“We have quite a few students that go to a lot of the sporting events, and so (we) kind of want to reward a lot of that loyalty by those students,” Ablauf said.

Other universities, like Michigan State University, have existing loyalty programs that reward students who support their school’s teams.

At MSU, the Izzone is a 16-year-old program that rewards the most loyal basketball fans. Students who buy season tickets to MSU basketball games wait in line before each game outside the Breslin Student Events Center to have their student identification cards checked at the doors. When their cards are scanned, the time they enter the arena is recorded.

How early students arrive at games and how many games students attend determine whether they sit in the general student section or are allowed into one of two Izzone sections the next year.

Students who earn seats in one Izzone section get to sit closer to the action. A second Izzone section is further from the court but allows students to have their seats saved.

Dan DiMaggio, director of the MSU student alumni foundation, said seating is based only on a student’s attendance at home games of the previous year. He added that class standing and attendance from other years doesn’t matter.

“If you’re a junior and you go to only a couple of games, and there’s a freshman or sophomore that went to all of the games, that younger student kind of bumps the senior … it’s purely on an attendance basis,” DiMaggio said.

For select University basketball games at Crisler Arena, students who have attended more games get to sit closer to the court. However, this only applies to one or two games each year.

Maize Rage is a student-run organization that has a limited amount of reserved seats at Crisler that are close to the court.

Recent graduate Sam Sedlecky, the president of Maize Rage last year, said the MSU game was the only game where 2011 season attendance had an effect on seating.

“Everyone’s tickets were tracked, and the people that had been to the most amount of games got the best seats. So if you had gone to all of them, you’re almost guaranteed a bleacher seat,” Sedlecky said.
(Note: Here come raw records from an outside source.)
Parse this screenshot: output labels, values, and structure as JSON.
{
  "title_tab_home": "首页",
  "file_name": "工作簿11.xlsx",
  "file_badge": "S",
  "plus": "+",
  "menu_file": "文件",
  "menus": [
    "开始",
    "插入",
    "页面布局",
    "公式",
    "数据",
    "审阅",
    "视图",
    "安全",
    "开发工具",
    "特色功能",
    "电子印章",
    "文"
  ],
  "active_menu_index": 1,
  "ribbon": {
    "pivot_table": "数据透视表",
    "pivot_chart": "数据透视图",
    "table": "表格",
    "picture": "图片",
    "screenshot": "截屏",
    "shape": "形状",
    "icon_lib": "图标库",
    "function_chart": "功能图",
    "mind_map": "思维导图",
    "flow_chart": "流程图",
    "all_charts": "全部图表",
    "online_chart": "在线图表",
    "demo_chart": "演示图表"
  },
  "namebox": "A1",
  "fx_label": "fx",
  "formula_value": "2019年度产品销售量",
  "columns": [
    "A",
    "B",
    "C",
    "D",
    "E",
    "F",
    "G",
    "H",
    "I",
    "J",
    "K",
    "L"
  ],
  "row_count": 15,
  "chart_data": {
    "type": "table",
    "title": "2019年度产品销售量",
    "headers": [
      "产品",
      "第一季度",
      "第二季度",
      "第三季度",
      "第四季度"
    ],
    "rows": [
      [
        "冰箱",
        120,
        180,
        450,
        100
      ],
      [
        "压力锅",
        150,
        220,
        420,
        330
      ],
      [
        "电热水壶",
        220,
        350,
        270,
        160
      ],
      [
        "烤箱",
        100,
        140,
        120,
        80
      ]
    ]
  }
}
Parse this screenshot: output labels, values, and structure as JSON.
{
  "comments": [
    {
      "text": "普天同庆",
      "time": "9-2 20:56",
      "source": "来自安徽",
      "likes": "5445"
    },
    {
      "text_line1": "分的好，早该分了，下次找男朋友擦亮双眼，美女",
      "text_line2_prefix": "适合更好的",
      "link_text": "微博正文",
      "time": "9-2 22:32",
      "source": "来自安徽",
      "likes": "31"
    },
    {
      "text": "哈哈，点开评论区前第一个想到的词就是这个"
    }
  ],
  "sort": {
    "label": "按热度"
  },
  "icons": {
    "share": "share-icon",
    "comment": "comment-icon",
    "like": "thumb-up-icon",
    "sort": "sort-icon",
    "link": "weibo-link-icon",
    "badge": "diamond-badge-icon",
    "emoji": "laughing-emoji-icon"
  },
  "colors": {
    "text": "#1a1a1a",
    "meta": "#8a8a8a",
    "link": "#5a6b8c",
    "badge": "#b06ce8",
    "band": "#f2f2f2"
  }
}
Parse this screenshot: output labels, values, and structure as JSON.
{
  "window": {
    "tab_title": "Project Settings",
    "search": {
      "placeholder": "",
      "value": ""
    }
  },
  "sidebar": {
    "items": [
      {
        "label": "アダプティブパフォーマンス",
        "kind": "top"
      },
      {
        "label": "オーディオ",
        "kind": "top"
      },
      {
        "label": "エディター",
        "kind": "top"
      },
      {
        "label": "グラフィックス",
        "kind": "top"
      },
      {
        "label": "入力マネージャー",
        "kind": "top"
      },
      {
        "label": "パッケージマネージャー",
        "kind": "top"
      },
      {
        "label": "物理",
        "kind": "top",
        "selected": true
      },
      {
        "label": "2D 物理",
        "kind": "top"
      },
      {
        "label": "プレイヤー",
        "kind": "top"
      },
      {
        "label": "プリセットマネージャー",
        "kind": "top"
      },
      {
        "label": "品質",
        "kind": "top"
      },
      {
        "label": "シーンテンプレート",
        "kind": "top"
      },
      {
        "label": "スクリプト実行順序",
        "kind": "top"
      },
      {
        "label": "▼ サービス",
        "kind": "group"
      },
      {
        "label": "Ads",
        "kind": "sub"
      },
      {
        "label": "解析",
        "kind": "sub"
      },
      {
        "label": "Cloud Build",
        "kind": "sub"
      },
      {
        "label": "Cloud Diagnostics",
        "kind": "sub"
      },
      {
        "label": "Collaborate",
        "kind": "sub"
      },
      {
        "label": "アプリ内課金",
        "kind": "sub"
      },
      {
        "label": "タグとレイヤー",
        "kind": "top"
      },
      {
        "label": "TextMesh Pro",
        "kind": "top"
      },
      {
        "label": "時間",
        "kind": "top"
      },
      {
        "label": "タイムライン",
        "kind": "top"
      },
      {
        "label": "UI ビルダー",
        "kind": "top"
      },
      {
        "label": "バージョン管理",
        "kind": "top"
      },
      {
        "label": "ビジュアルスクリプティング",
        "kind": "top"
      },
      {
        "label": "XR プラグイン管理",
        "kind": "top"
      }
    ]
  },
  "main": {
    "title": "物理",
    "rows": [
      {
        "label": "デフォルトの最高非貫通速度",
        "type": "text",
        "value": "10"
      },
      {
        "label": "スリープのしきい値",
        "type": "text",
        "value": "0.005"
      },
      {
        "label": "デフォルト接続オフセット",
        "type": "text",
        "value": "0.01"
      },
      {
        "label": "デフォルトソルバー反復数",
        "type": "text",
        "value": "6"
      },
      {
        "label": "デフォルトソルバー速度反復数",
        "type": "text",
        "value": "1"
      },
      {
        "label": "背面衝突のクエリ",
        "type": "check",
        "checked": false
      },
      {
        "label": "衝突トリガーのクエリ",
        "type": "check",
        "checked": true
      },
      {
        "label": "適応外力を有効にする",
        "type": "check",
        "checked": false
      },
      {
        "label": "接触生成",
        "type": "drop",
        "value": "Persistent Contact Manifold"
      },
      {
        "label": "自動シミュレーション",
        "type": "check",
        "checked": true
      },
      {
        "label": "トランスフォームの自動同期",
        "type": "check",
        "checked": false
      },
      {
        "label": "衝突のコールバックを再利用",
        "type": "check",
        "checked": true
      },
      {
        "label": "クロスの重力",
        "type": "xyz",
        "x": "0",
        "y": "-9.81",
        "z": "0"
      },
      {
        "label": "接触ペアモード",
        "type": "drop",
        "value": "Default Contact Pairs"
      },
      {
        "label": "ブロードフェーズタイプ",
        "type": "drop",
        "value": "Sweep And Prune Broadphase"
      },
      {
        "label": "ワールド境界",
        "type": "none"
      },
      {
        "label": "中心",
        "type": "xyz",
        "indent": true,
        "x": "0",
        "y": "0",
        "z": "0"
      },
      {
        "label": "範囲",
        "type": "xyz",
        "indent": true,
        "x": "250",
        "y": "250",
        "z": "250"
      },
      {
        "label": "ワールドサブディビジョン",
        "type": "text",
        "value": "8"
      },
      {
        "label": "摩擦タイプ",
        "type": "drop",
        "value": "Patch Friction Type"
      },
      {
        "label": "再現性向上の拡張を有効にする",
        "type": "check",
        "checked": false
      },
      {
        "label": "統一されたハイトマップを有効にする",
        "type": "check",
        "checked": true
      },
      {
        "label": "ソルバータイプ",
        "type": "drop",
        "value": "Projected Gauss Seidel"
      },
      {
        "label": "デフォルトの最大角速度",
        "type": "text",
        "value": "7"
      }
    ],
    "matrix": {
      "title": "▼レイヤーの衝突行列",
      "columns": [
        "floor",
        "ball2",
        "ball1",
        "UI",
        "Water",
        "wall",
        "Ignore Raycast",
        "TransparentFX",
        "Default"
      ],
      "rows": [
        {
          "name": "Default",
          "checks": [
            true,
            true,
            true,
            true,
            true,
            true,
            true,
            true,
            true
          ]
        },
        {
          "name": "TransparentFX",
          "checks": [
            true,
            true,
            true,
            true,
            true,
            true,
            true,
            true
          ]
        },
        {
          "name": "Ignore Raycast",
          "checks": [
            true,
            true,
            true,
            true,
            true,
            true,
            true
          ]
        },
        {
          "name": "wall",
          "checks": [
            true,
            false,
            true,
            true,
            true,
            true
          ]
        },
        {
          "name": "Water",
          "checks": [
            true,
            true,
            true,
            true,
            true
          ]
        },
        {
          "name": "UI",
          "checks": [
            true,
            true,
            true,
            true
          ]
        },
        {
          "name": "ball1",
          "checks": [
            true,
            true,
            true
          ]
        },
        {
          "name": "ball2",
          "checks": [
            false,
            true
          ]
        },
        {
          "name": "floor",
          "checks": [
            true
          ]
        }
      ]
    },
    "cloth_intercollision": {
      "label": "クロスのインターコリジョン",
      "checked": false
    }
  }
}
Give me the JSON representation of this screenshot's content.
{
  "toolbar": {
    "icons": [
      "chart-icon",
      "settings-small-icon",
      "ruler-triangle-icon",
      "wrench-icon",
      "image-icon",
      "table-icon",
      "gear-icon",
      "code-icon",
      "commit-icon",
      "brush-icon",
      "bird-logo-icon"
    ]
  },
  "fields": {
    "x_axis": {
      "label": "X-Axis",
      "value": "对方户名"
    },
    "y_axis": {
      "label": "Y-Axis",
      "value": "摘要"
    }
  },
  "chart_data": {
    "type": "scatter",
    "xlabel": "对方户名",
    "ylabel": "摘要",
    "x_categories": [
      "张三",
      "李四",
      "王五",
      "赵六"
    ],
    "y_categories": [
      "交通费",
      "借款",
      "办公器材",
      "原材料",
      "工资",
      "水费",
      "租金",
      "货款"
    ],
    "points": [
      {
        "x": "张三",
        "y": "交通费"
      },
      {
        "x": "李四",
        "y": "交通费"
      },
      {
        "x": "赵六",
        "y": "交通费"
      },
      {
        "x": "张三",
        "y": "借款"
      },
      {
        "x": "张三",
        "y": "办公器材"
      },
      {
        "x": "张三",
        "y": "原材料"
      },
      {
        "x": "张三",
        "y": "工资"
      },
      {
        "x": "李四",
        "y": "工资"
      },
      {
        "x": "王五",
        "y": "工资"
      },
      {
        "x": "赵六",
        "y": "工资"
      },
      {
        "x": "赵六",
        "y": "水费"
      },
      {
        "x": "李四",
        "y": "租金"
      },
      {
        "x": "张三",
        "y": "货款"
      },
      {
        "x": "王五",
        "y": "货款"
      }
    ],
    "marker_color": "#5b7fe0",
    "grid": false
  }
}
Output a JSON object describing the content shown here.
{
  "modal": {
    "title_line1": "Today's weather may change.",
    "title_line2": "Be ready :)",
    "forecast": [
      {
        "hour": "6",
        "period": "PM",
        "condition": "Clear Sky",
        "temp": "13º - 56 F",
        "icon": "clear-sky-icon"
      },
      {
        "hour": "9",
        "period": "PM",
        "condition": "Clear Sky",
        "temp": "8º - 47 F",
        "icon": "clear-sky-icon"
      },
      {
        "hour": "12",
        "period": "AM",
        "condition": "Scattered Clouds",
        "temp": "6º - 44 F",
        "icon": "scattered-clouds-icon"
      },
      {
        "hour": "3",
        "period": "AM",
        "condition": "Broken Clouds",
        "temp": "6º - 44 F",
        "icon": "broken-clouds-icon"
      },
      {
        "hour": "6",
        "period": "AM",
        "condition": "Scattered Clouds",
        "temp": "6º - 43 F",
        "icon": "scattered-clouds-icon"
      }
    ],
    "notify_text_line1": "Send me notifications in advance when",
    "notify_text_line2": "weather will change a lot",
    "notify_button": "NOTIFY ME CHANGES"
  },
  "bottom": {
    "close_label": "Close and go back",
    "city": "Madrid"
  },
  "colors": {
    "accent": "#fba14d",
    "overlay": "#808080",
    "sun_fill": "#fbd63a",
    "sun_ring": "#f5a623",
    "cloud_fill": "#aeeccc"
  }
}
But Sedlecky said such a procedure is not the norm.

“(Maize Rage) has a list of tunnel access for just a very small number of our people, so we get in a little bit before the doors open to the public,” he said. “And once the doors open it’s general admission seating for students.”

Sedlecky added that he thinks the policy used for most basketball games is unfair to the more dedicated fans.

“It’s not fair to those people that have been to every single game and are the best fans and the loudest fan ... maybe they have an exam or something and can only get there an hour beforehand and are stuck in the upper deck,” he said.

Sedlecky added that he hopes to see the Athletic Department institute a loyalty program for all sports, also pointing out students who show up late to football games as a reason a loyalty program would be useful.

“The student section might be halfway full by midway through the first quarter (or) even at the end of the first quarter,” Sedlecky said. “Generally it’s not all the way filled up until maybe mid-second quarter — It’s somewhat embarrassing.”

University alum Jeff Holzhausen, the founder of Maize Rage and the original “Superfan,” said student involvement is dependent on the talent of the team, adding that he understands not every game will be exciting, but he thinks it is important for students to show support at all games.

“There’s going to be games that just don’t generate as much excitement, but part of being a student is just the game-day experience,” Holzhausen said.

Holzhausen said he thinks the Michigan athletic tradition should be enough to keep students attending games, but rewarding students couldn’t hurt.

“I don’t think students should need a kick in the ass, but if the athletic department can think of creative ideas to get people there early, have at it.”